Work instruction:
A complete, exact copy of the records below is the required result.

[Entries from a dataset of interfaces]
- Opening Delimiter -
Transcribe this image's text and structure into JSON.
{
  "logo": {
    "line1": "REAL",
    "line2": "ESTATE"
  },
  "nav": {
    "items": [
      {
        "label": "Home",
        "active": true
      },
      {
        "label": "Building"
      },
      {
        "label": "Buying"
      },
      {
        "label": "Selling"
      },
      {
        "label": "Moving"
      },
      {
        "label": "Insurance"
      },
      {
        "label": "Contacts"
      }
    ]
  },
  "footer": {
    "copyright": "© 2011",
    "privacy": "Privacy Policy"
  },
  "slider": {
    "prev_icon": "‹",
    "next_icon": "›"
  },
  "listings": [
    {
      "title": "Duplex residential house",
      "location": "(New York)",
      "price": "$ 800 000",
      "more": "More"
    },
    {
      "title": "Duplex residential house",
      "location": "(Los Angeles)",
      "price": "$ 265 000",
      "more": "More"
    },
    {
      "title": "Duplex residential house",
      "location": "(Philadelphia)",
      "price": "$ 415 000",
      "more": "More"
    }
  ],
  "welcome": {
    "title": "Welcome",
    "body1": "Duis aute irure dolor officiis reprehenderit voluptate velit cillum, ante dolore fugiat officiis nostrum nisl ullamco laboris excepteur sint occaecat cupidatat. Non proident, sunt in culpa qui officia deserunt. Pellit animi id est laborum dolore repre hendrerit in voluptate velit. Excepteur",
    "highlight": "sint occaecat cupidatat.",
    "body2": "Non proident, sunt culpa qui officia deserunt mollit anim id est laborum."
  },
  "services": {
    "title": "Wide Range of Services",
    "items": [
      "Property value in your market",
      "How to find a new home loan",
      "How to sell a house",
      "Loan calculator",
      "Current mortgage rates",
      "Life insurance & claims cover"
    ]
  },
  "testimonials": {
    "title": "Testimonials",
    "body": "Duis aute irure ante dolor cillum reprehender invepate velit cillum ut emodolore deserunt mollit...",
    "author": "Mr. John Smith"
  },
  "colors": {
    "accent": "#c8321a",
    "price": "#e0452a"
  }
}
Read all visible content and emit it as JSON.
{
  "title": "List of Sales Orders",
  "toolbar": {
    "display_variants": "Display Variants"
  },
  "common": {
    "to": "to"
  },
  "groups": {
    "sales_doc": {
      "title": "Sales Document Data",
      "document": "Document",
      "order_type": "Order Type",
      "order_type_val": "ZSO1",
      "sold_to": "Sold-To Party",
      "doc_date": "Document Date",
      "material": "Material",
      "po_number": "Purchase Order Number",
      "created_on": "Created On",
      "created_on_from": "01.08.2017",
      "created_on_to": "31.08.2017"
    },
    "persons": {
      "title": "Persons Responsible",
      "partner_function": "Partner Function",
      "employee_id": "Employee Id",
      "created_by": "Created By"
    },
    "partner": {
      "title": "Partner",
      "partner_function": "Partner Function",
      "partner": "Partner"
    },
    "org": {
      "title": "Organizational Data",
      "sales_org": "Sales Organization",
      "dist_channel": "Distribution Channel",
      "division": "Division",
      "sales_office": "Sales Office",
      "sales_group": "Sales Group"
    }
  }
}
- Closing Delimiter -
Answer to this task:
Transcribe this image's text and structure into JSON.
{
  "logo": {
    "line1": "REAL",
    "line2": "ESTATE"
  },
  "nav": {
    "items": [
      {
        "label": "Home",
        "active": true
      },
      {
        "label": "Building"
      },
      {
        "label": "Buying"
      },
      {
        "label": "Selling"
      },
      {
        "label": "Moving"
      },
      {
        "label": "Insurance"
      },
      {
        "label": "Contacts"
      }
    ]
  },
  "footer": {
    "copyright": "© 2011",
    "privacy": "Privacy Policy"
  },
  "slider": {
    "prev_icon": "‹",
    "next_icon": "›"
  },
  "listings": [
    {
      "title": "Duplex residential house",
      "location": "(New York)",
      "price": "$ 800 000",
      "more": "More"
    },
    {
      "title": "Duplex residential house",
      "location": "(Los Angeles)",
      "price": "$ 265 000",
      "more": "More"
    },
    {
      "title": "Duplex residential house",
      "location": "(Philadelphia)",
      "price": "$ 415 000",
      "more": "More"
    }
  ],
  "welcome": {
    "title": "Welcome",
    "body1": "Duis aute irure dolor officiis reprehenderit voluptate velit cillum, ante dolore fugiat officiis nostrum nisl ullamco laboris excepteur sint occaecat cupidatat. Non proident, sunt in culpa qui officia deserunt. Pellit animi id est laborum dolore repre hendrerit in voluptate velit. Excepteur",
    "highlight": "sint occaecat cupidatat.",
    "body2": "Non proident, sunt culpa qui officia deserunt mollit anim id est laborum."
  },
  "services": {
    "title": "Wide Range of Services",
    "items": [
      "Property value in your market",
      "How to find a new home loan",
      "How to sell a house",
      "Loan calculator",
      "Current mortgage rates",
      "Life insurance & claims cover"
    ]
  },
  "testimonials": {
    "title": "Testimonials",
    "body": "Duis aute irure ante dolor cillum reprehender invepate velit cillum ut emodolore deserunt mollit...",
    "author": "Mr. John Smith"
  },
  "colors": {
    "accent": "#c8321a",
    "price": "#e0452a"
  }
}
Read all visible content and emit it as JSON.
{
  "title": "List of Sales Orders",
  "toolbar": {
    "display_variants": "Display Variants"
  },
  "common": {
    "to": "to"
  },
  "groups": {
    "sales_doc": {
      "title": "Sales Document Data",
      "document": "Document",
      "order_type": "Order Type",
      "order_type_val": "ZSO1",
      "sold_to": "Sold-To Party",
      "doc_date": "Document Date",
      "material": "Material",
      "po_number": "Purchase Order Number",
      "created_on": "Created On",
      "created_on_from": "01.08.2017",
      "created_on_to": "31.08.2017"
    },
    "persons": {
      "title": "Persons Responsible",
      "partner_function": "Partner Function",
      "employee_id": "Employee Id",
      "created_by": "Created By"
    },
    "partner": {
      "title": "Partner",
      "partner_function": "Partner Function",
      "partner": "Partner"
    },
    "org": {
      "title": "Organizational Data",
      "sales_org": "Sales Organization",
      "dist_channel": "Distribution Channel",
      "division": "Division",
      "sales_office": "Sales Office",
      "sales_group": "Sales Group"
    }
  }
}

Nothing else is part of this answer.